Thursday, 8 December 2016
Don't Stop Now
I had a moment yesterday. You know, one of those moments when the thought crossed my mind, 'What if I just sat down here, in the middle of the fruit and vegetable aisle, and simply stopped everything? The grocery shopping, the parenting, the relationships, the caring; I'll just stop it all.' These are moments when life seems to be throwing everything it has at me. Stopping - quitting - can seem like an attractive option.
I remember when I first began running with Tim. Up until then I had always run on my own and never had to worry about keeping up with a companion. In fact, given that Tim and I had just started dating, I wasn't only worried about my pace but also about whether my laboured breathing, sweaty brow and less-than-perky expression might completely put him off! For sure, in those early days it was a stretch for me to keep pace with him. And bearing in mind this was before the trend in run-walking, Tim was not in favour of me slowing to a plod. 'Just keep moving!' he would entreat me. 'Don't walk, let's jog slowly!' He knew that if I stopped, it would be all the more challenging to get moving again.
Of course, there are times when we need to stop; rest plays a crucial and often under-estimated role in life, as in fitness ...
... but I am learning that when life is tough, it is time to keep doing those things I learned to do when I felt strong.
When I am discouraged or lacking motivation, my habits save me from slowing to a standstill. I don't have to think about waking early to have a quiet moment of reflection, followed by a workout; I do it because it is normal for me. Whatever overindulgence may have happened the night before, I don't completely fall off the healthy-eating wagon because it is my habit to start the day with a fresh green smoothie. It might be a small thing, but my habits stop me from getting completely derailed. When motivation is low, I just do what I always do.
The last couple of weeks have been emotionally draining. My heart has been straining towards South Africa, where two close friends have been suffering horribly. One had an unusual and very serious health scare, another was violently assaulted. A big part of me wanted to buy a plane ticket and drop everything to be by their sides. In England, a dear friend who has loved and supported us throughout our years in missions passed away suddenly. Connecting to his memorial service via Skype was better than nothing, but left me feeling far away and strangely empty. All of this has happened at a time when Tim and I are already unusually stretched, with a crisis in our region requiring considerable amounts of extra work and attention.
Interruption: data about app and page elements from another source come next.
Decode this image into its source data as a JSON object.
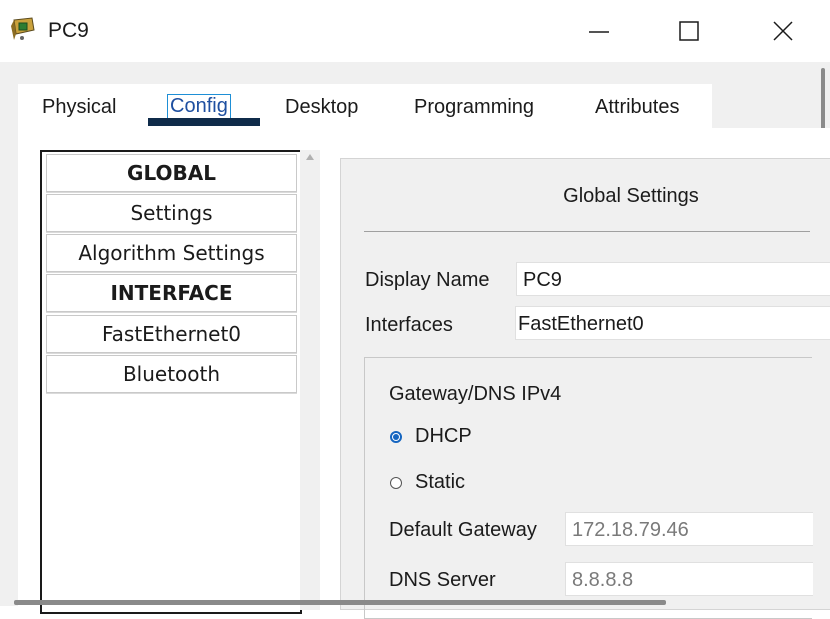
{
  "window": {
    "title": "PC9",
    "icon": "pc-device-icon"
  },
  "tabs": [
    {
      "label": "Physical",
      "active": false
    },
    {
      "label": "Config",
      "active": true
    },
    {
      "label": "Desktop",
      "active": false
    },
    {
      "label": "Programming",
      "active": false
    },
    {
      "label": "Attributes",
      "active": false
    }
  ],
  "nav": {
    "items": [
      {
        "label": "GLOBAL",
        "header": true
      },
      {
        "label": "Settings",
        "header": false
      },
      {
        "label": "Algorithm Settings",
        "header": false
      },
      {
        "label": "INTERFACE",
        "header": true
      },
      {
        "label": "FastEthernet0",
        "header": false
      },
      {
        "label": "Bluetooth",
        "header": false
      }
    ]
  },
  "settings": {
    "title": "Global Settings",
    "display_name_label": "Display Name",
    "display_name_value": "PC9",
    "interfaces_label": "Interfaces",
    "interfaces_value": "FastEthernet0",
    "gateway_dns_title": "Gateway/DNS IPv4",
    "dhcp_label": "DHCP",
    "static_label": "Static",
    "selected_mode": "DHCP",
    "default_gateway_label": "Default Gateway",
    "default_gateway_value": "172.18.79.46",
    "dns_server_label": "DNS Server",
    "dns_server_value": "8.8.8.8"
  },
  "colors": {
    "accent": "#1565c0",
    "tab_underline": "#0f2b4a",
    "panel_bg": "#f0f0f0"
  }
}
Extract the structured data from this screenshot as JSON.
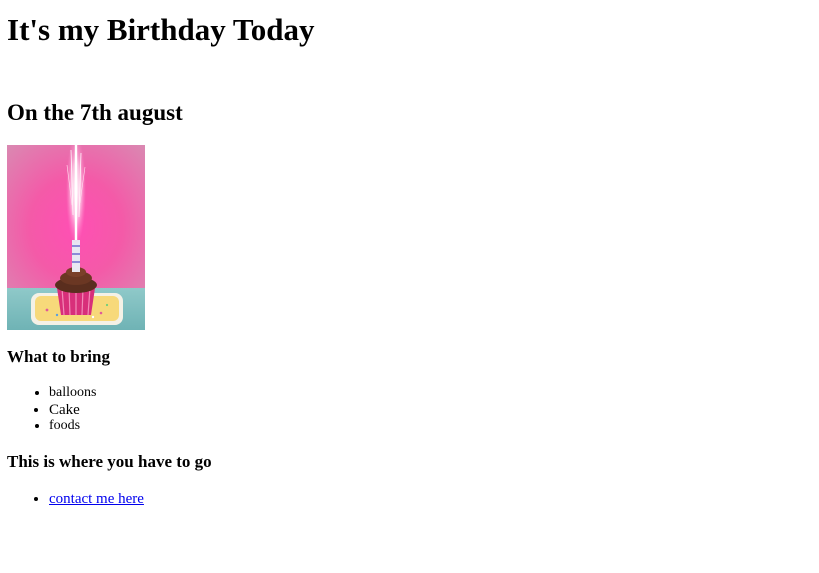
{
  "page": {
    "title": "It's my Birthday Today",
    "date_heading": "On the 7th august"
  },
  "photo": {
    "alt": "cupcake with sparkler candle"
  },
  "bring": {
    "heading": "What to bring",
    "items": [
      "balloons",
      "Cake",
      "foods"
    ]
  },
  "location": {
    "heading": "This is where you have to go",
    "link_text": "contact me here"
  },
  "colors": {
    "link": "#0000ee",
    "text": "#000000",
    "background": "#ffffff"
  }
}
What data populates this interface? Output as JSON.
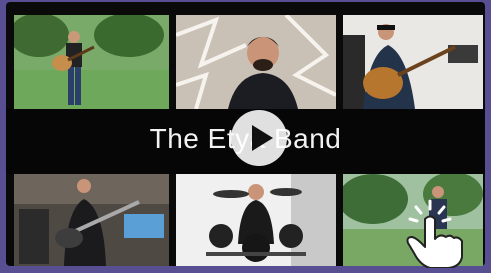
{
  "video": {
    "title": "The Etya Band"
  },
  "icons": {
    "play": "play-icon",
    "cursor": "hand-pointer-icon"
  },
  "colors": {
    "frame": "#584f93",
    "band": "#060606",
    "title_text": "#f2f2f2"
  }
}
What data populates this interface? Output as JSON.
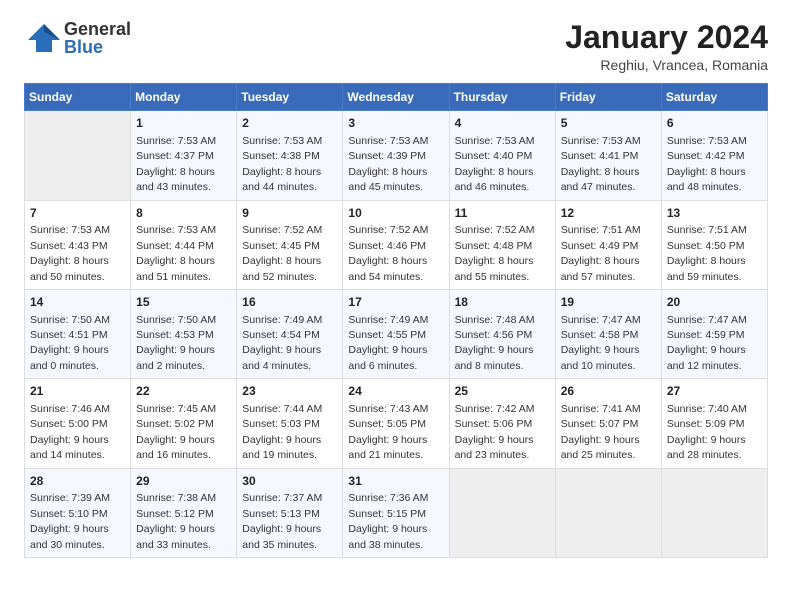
{
  "header": {
    "logo": {
      "general": "General",
      "blue": "Blue"
    },
    "title": "January 2024",
    "location": "Reghiu, Vrancea, Romania"
  },
  "days_of_week": [
    "Sunday",
    "Monday",
    "Tuesday",
    "Wednesday",
    "Thursday",
    "Friday",
    "Saturday"
  ],
  "weeks": [
    [
      {
        "day": null
      },
      {
        "day": 1,
        "sunrise": "7:53 AM",
        "sunset": "4:37 PM",
        "daylight": "8 hours and 43 minutes."
      },
      {
        "day": 2,
        "sunrise": "7:53 AM",
        "sunset": "4:38 PM",
        "daylight": "8 hours and 44 minutes."
      },
      {
        "day": 3,
        "sunrise": "7:53 AM",
        "sunset": "4:39 PM",
        "daylight": "8 hours and 45 minutes."
      },
      {
        "day": 4,
        "sunrise": "7:53 AM",
        "sunset": "4:40 PM",
        "daylight": "8 hours and 46 minutes."
      },
      {
        "day": 5,
        "sunrise": "7:53 AM",
        "sunset": "4:41 PM",
        "daylight": "8 hours and 47 minutes."
      },
      {
        "day": 6,
        "sunrise": "7:53 AM",
        "sunset": "4:42 PM",
        "daylight": "8 hours and 48 minutes."
      }
    ],
    [
      {
        "day": 7,
        "sunrise": "7:53 AM",
        "sunset": "4:43 PM",
        "daylight": "8 hours and 50 minutes."
      },
      {
        "day": 8,
        "sunrise": "7:53 AM",
        "sunset": "4:44 PM",
        "daylight": "8 hours and 51 minutes."
      },
      {
        "day": 9,
        "sunrise": "7:52 AM",
        "sunset": "4:45 PM",
        "daylight": "8 hours and 52 minutes."
      },
      {
        "day": 10,
        "sunrise": "7:52 AM",
        "sunset": "4:46 PM",
        "daylight": "8 hours and 54 minutes."
      },
      {
        "day": 11,
        "sunrise": "7:52 AM",
        "sunset": "4:48 PM",
        "daylight": "8 hours and 55 minutes."
      },
      {
        "day": 12,
        "sunrise": "7:51 AM",
        "sunset": "4:49 PM",
        "daylight": "8 hours and 57 minutes."
      },
      {
        "day": 13,
        "sunrise": "7:51 AM",
        "sunset": "4:50 PM",
        "daylight": "8 hours and 59 minutes."
      }
    ],
    [
      {
        "day": 14,
        "sunrise": "7:50 AM",
        "sunset": "4:51 PM",
        "daylight": "9 hours and 0 minutes."
      },
      {
        "day": 15,
        "sunrise": "7:50 AM",
        "sunset": "4:53 PM",
        "daylight": "9 hours and 2 minutes."
      },
      {
        "day": 16,
        "sunrise": "7:49 AM",
        "sunset": "4:54 PM",
        "daylight": "9 hours and 4 minutes."
      },
      {
        "day": 17,
        "sunrise": "7:49 AM",
        "sunset": "4:55 PM",
        "daylight": "9 hours and 6 minutes."
      },
      {
        "day": 18,
        "sunrise": "7:48 AM",
        "sunset": "4:56 PM",
        "daylight": "9 hours and 8 minutes."
      },
      {
        "day": 19,
        "sunrise": "7:47 AM",
        "sunset": "4:58 PM",
        "daylight": "9 hours and 10 minutes."
      },
      {
        "day": 20,
        "sunrise": "7:47 AM",
        "sunset": "4:59 PM",
        "daylight": "9 hours and 12 minutes."
      }
    ],
    [
      {
        "day": 21,
        "sunrise": "7:46 AM",
        "sunset": "5:00 PM",
        "daylight": "9 hours and 14 minutes."
      },
      {
        "day": 22,
        "sunrise": "7:45 AM",
        "sunset": "5:02 PM",
        "daylight": "9 hours and 16 minutes."
      },
      {
        "day": 23,
        "sunrise": "7:44 AM",
        "sunset": "5:03 PM",
        "daylight": "9 hours and 19 minutes."
      },
      {
        "day": 24,
        "sunrise": "7:43 AM",
        "sunset": "5:05 PM",
        "daylight": "9 hours and 21 minutes."
      },
      {
        "day": 25,
        "sunrise": "7:42 AM",
        "sunset": "5:06 PM",
        "daylight": "9 hours and 23 minutes."
      },
      {
        "day": 26,
        "sunrise": "7:41 AM",
        "sunset": "5:07 PM",
        "daylight": "9 hours and 25 minutes."
      },
      {
        "day": 27,
        "sunrise": "7:40 AM",
        "sunset": "5:09 PM",
        "daylight": "9 hours and 28 minutes."
      }
    ],
    [
      {
        "day": 28,
        "sunrise": "7:39 AM",
        "sunset": "5:10 PM",
        "daylight": "9 hours and 30 minutes."
      },
      {
        "day": 29,
        "sunrise": "7:38 AM",
        "sunset": "5:12 PM",
        "daylight": "9 hours and 33 minutes."
      },
      {
        "day": 30,
        "sunrise": "7:37 AM",
        "sunset": "5:13 PM",
        "daylight": "9 hours and 35 minutes."
      },
      {
        "day": 31,
        "sunrise": "7:36 AM",
        "sunset": "5:15 PM",
        "daylight": "9 hours and 38 minutes."
      },
      {
        "day": null
      },
      {
        "day": null
      },
      {
        "day": null
      }
    ]
  ],
  "labels": {
    "sunrise": "Sunrise:",
    "sunset": "Sunset:",
    "daylight": "Daylight:"
  }
}
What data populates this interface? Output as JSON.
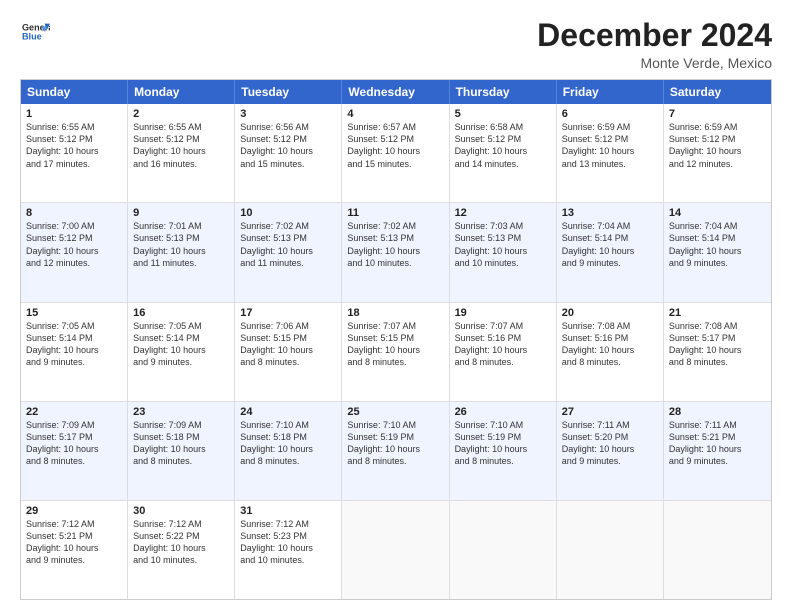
{
  "logo": {
    "general": "General",
    "blue": "Blue"
  },
  "header": {
    "month": "December 2024",
    "location": "Monte Verde, Mexico"
  },
  "weekdays": [
    "Sunday",
    "Monday",
    "Tuesday",
    "Wednesday",
    "Thursday",
    "Friday",
    "Saturday"
  ],
  "rows": [
    [
      {
        "day": "1",
        "text": "Sunrise: 6:55 AM\nSunset: 5:12 PM\nDaylight: 10 hours\nand 17 minutes."
      },
      {
        "day": "2",
        "text": "Sunrise: 6:55 AM\nSunset: 5:12 PM\nDaylight: 10 hours\nand 16 minutes."
      },
      {
        "day": "3",
        "text": "Sunrise: 6:56 AM\nSunset: 5:12 PM\nDaylight: 10 hours\nand 15 minutes."
      },
      {
        "day": "4",
        "text": "Sunrise: 6:57 AM\nSunset: 5:12 PM\nDaylight: 10 hours\nand 15 minutes."
      },
      {
        "day": "5",
        "text": "Sunrise: 6:58 AM\nSunset: 5:12 PM\nDaylight: 10 hours\nand 14 minutes."
      },
      {
        "day": "6",
        "text": "Sunrise: 6:59 AM\nSunset: 5:12 PM\nDaylight: 10 hours\nand 13 minutes."
      },
      {
        "day": "7",
        "text": "Sunrise: 6:59 AM\nSunset: 5:12 PM\nDaylight: 10 hours\nand 12 minutes."
      }
    ],
    [
      {
        "day": "8",
        "text": "Sunrise: 7:00 AM\nSunset: 5:12 PM\nDaylight: 10 hours\nand 12 minutes."
      },
      {
        "day": "9",
        "text": "Sunrise: 7:01 AM\nSunset: 5:13 PM\nDaylight: 10 hours\nand 11 minutes."
      },
      {
        "day": "10",
        "text": "Sunrise: 7:02 AM\nSunset: 5:13 PM\nDaylight: 10 hours\nand 11 minutes."
      },
      {
        "day": "11",
        "text": "Sunrise: 7:02 AM\nSunset: 5:13 PM\nDaylight: 10 hours\nand 10 minutes."
      },
      {
        "day": "12",
        "text": "Sunrise: 7:03 AM\nSunset: 5:13 PM\nDaylight: 10 hours\nand 10 minutes."
      },
      {
        "day": "13",
        "text": "Sunrise: 7:04 AM\nSunset: 5:14 PM\nDaylight: 10 hours\nand 9 minutes."
      },
      {
        "day": "14",
        "text": "Sunrise: 7:04 AM\nSunset: 5:14 PM\nDaylight: 10 hours\nand 9 minutes."
      }
    ],
    [
      {
        "day": "15",
        "text": "Sunrise: 7:05 AM\nSunset: 5:14 PM\nDaylight: 10 hours\nand 9 minutes."
      },
      {
        "day": "16",
        "text": "Sunrise: 7:05 AM\nSunset: 5:14 PM\nDaylight: 10 hours\nand 9 minutes."
      },
      {
        "day": "17",
        "text": "Sunrise: 7:06 AM\nSunset: 5:15 PM\nDaylight: 10 hours\nand 8 minutes."
      },
      {
        "day": "18",
        "text": "Sunrise: 7:07 AM\nSunset: 5:15 PM\nDaylight: 10 hours\nand 8 minutes."
      },
      {
        "day": "19",
        "text": "Sunrise: 7:07 AM\nSunset: 5:16 PM\nDaylight: 10 hours\nand 8 minutes."
      },
      {
        "day": "20",
        "text": "Sunrise: 7:08 AM\nSunset: 5:16 PM\nDaylight: 10 hours\nand 8 minutes."
      },
      {
        "day": "21",
        "text": "Sunrise: 7:08 AM\nSunset: 5:17 PM\nDaylight: 10 hours\nand 8 minutes."
      }
    ],
    [
      {
        "day": "22",
        "text": "Sunrise: 7:09 AM\nSunset: 5:17 PM\nDaylight: 10 hours\nand 8 minutes."
      },
      {
        "day": "23",
        "text": "Sunrise: 7:09 AM\nSunset: 5:18 PM\nDaylight: 10 hours\nand 8 minutes."
      },
      {
        "day": "24",
        "text": "Sunrise: 7:10 AM\nSunset: 5:18 PM\nDaylight: 10 hours\nand 8 minutes."
      },
      {
        "day": "25",
        "text": "Sunrise: 7:10 AM\nSunset: 5:19 PM\nDaylight: 10 hours\nand 8 minutes."
      },
      {
        "day": "26",
        "text": "Sunrise: 7:10 AM\nSunset: 5:19 PM\nDaylight: 10 hours\nand 8 minutes."
      },
      {
        "day": "27",
        "text": "Sunrise: 7:11 AM\nSunset: 5:20 PM\nDaylight: 10 hours\nand 9 minutes."
      },
      {
        "day": "28",
        "text": "Sunrise: 7:11 AM\nSunset: 5:21 PM\nDaylight: 10 hours\nand 9 minutes."
      }
    ],
    [
      {
        "day": "29",
        "text": "Sunrise: 7:12 AM\nSunset: 5:21 PM\nDaylight: 10 hours\nand 9 minutes."
      },
      {
        "day": "30",
        "text": "Sunrise: 7:12 AM\nSunset: 5:22 PM\nDaylight: 10 hours\nand 10 minutes."
      },
      {
        "day": "31",
        "text": "Sunrise: 7:12 AM\nSunset: 5:23 PM\nDaylight: 10 hours\nand 10 minutes."
      },
      {
        "day": "",
        "text": ""
      },
      {
        "day": "",
        "text": ""
      },
      {
        "day": "",
        "text": ""
      },
      {
        "day": "",
        "text": ""
      }
    ]
  ]
}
The emotional overload makes stopping - quitting - seem very desirable. Quite frankly, I have seriously considered burying myself under my duvet and not re-emerging until April at the earliest. I am pretty sure the kids could survive on toast for at least that long and, although they might forget to clip their toe nails, I doubt there would be any lasting damage.
At times like this, I need anchor points; lines that hold me steady until the turbulence passes. I read the Psalms. I walk in nature. I talk with friends. I hold my kids. I watch the sunrise. In my journal I list the things I am thankful for. I keep doing the things I learned to do when life was full of sunshine and ease. I keep doing them until they touch something deep inside me, until I can breathe easily again.
It takes work to create consistent habits. At the time, I think I am choosing these habits because they help me stay fit, or fight winter colds, or practice patience. I don't realise at first that when life gets tough, these habits might just save me. Hold me steady. Stop me from getting completely derailed.
What habits have become anchor points for you? To what extent has a time of turbulence made you aware of your need for good habits that hold you steady?